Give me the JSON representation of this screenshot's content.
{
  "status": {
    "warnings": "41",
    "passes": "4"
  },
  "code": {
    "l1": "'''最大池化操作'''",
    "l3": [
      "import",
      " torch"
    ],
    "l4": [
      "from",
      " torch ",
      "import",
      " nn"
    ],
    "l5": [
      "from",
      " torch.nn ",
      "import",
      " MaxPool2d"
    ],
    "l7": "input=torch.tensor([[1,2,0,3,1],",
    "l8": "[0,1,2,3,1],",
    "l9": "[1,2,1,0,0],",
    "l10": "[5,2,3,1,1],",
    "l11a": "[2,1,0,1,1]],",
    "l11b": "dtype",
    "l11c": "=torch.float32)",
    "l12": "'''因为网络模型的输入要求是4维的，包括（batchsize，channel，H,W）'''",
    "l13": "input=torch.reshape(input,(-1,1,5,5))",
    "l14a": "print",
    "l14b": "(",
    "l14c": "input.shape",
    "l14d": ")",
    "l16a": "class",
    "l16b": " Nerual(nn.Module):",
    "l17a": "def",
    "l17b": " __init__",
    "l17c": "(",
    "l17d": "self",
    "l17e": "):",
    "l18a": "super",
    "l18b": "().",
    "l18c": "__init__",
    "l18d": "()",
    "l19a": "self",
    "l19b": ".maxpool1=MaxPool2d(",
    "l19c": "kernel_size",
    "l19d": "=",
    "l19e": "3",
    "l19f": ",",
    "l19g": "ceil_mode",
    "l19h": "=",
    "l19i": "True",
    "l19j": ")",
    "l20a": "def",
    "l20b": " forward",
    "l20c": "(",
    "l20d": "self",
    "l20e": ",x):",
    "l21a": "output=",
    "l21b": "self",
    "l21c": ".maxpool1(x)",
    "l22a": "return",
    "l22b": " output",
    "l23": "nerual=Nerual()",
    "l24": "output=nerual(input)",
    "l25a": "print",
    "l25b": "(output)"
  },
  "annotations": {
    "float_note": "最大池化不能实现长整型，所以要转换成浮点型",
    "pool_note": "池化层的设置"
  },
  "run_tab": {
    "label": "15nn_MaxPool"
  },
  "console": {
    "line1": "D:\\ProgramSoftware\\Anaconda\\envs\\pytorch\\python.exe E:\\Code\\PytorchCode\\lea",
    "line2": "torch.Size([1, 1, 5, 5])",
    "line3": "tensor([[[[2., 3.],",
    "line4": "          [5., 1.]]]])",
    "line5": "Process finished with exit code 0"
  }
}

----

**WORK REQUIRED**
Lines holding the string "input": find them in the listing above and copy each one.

**ANSWER FOR THIS EXERCISE**
    "l7": "input=torch.tensor([[1,2,0,3,1],",
    "l13": "input=torch.reshape(input,(-1,1,5,5))",
    "l14c": "input.shape",
    "l24": "output=nerual(input)",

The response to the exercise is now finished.